● Work item
Search the entries below for the string "JSON" and copy the lines that hold it.

● The input
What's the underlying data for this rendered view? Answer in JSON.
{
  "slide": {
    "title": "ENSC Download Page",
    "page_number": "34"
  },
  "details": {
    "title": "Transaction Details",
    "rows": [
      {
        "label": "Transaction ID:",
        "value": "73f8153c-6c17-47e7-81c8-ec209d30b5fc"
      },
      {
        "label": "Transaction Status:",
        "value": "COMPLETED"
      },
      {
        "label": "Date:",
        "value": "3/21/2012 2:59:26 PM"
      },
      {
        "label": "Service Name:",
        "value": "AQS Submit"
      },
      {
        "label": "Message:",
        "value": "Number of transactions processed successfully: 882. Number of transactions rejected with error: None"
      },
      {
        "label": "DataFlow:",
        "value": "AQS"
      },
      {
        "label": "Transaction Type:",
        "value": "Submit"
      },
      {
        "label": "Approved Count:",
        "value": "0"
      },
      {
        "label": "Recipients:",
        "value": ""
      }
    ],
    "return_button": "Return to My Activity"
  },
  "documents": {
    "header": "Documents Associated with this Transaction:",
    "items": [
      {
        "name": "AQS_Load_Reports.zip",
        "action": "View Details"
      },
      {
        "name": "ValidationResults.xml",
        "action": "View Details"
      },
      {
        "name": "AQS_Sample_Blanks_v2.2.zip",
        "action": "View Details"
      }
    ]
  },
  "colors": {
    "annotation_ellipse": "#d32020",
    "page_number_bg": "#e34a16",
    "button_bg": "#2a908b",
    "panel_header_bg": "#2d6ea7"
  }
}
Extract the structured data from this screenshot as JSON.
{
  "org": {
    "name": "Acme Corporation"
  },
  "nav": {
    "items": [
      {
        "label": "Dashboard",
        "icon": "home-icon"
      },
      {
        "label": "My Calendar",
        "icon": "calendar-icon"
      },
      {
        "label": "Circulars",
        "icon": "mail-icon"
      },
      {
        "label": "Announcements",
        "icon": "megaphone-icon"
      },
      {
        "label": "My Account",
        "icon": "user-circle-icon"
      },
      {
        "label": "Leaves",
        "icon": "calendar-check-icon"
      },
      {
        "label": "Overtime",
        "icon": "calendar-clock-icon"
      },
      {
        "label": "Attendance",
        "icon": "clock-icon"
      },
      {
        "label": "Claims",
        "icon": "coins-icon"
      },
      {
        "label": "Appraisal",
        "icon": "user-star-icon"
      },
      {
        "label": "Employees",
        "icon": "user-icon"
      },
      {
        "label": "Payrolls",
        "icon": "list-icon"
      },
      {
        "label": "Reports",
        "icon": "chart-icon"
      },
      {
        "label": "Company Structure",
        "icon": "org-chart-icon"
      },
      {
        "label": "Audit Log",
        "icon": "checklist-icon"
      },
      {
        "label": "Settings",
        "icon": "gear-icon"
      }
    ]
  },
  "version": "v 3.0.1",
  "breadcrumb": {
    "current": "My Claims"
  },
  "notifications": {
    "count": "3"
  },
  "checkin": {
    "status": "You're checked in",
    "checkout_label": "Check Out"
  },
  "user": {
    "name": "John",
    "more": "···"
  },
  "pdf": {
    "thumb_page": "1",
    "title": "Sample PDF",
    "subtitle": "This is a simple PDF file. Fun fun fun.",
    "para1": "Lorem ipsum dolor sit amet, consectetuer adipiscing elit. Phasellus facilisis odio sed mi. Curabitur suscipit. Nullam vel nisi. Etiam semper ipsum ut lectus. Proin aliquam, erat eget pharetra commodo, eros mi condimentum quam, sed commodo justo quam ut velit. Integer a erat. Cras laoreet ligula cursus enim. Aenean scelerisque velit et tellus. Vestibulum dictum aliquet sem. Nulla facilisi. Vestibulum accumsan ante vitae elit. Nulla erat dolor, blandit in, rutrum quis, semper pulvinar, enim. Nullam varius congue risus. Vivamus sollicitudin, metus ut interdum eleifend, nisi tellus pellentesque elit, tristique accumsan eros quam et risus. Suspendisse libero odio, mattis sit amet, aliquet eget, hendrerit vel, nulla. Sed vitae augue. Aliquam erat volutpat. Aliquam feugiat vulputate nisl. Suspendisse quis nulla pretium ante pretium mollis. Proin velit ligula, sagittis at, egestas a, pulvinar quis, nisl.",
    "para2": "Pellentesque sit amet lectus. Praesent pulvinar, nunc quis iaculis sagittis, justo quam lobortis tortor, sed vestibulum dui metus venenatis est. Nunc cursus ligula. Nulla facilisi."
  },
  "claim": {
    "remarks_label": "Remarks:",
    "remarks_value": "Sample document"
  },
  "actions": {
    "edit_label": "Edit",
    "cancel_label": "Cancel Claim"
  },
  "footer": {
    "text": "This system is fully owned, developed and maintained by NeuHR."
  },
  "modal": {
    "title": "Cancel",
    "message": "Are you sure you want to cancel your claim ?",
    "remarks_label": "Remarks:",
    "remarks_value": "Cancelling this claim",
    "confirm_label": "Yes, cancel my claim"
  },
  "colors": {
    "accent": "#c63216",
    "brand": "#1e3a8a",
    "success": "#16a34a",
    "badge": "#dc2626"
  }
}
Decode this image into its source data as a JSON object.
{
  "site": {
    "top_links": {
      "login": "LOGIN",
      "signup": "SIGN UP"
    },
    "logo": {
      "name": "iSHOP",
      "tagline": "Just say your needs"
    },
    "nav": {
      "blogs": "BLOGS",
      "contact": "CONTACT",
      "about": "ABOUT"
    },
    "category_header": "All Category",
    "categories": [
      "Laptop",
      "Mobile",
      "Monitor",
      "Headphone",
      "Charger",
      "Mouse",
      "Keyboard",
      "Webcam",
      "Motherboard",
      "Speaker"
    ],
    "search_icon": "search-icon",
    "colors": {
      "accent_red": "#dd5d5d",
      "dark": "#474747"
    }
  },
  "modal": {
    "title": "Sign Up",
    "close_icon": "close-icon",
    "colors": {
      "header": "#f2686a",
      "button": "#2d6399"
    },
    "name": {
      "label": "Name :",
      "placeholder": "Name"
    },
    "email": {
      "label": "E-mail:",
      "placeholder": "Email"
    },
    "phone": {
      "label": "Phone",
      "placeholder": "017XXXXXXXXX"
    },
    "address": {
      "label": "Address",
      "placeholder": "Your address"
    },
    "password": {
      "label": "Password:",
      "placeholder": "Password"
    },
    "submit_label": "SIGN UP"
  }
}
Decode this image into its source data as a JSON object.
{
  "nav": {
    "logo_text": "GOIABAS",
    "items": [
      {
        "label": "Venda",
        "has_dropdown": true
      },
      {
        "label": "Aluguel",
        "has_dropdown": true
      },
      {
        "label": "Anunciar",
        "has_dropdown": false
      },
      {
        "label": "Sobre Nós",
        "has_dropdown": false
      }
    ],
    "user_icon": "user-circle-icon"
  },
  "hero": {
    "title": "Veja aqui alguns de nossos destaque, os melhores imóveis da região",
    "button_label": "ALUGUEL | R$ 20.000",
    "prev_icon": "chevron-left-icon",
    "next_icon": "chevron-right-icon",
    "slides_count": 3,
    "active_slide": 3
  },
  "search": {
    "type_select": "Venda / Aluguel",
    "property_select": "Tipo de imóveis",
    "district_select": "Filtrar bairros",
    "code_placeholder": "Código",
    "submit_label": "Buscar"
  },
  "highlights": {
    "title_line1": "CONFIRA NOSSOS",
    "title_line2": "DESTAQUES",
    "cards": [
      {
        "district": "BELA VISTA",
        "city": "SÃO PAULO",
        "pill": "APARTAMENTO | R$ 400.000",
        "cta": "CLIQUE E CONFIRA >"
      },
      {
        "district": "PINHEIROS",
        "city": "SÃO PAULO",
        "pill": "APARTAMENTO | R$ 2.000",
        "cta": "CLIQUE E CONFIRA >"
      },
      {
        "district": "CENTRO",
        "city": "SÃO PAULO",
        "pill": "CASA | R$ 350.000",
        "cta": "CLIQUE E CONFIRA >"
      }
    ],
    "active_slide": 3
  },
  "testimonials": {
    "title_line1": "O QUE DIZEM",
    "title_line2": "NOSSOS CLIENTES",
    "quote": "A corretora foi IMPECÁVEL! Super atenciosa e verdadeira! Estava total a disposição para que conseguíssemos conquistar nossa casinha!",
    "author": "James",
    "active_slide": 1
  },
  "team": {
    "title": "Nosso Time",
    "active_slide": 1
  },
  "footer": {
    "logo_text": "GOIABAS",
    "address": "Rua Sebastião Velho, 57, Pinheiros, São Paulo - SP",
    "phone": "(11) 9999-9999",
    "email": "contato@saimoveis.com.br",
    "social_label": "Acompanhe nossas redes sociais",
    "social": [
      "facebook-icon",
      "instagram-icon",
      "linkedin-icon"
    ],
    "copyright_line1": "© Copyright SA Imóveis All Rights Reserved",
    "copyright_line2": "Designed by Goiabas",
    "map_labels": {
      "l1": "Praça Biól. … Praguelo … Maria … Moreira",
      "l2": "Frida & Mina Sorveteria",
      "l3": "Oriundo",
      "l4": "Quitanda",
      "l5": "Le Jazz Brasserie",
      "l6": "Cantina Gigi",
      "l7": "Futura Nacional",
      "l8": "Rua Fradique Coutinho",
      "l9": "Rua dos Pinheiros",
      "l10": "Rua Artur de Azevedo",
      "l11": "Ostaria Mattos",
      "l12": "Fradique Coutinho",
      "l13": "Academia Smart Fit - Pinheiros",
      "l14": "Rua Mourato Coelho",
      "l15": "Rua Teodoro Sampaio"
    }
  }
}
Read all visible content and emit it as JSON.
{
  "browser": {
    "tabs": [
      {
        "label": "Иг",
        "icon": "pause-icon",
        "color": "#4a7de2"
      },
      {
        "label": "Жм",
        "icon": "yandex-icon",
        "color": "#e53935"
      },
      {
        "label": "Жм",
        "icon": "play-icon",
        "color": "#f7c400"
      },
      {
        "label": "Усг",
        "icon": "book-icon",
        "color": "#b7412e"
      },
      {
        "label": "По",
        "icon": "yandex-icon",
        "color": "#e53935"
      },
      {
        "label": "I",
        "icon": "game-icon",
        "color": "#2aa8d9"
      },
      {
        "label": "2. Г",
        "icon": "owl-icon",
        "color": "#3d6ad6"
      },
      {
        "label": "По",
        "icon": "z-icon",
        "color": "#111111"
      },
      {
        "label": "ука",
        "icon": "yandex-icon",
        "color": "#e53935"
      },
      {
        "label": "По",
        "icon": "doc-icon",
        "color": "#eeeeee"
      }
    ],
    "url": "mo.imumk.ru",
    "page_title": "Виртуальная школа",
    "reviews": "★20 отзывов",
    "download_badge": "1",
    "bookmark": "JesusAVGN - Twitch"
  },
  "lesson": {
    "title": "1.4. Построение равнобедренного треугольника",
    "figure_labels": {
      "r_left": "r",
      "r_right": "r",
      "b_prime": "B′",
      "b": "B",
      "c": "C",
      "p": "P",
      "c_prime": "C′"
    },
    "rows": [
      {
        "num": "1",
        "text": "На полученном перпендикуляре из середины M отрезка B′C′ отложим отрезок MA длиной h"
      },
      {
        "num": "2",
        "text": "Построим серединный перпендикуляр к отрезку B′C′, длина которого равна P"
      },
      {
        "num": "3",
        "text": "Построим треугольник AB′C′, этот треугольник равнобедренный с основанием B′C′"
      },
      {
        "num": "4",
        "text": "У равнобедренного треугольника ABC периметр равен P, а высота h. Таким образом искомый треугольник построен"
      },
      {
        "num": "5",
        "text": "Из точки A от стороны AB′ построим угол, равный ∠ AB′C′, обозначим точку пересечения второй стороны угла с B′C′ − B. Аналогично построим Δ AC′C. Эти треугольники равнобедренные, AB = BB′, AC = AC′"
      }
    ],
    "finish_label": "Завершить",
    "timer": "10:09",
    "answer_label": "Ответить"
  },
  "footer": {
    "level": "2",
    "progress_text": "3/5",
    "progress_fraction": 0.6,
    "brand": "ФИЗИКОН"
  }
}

● Response
What's the underlying data for this rendered view? Answer in JSON.
Extract the structured data from this screenshot as JSON.
Decode this image into its source data as a JSON object.
Decode this image into its source data as a JSON object.
Read all visible content and emit it as JSON.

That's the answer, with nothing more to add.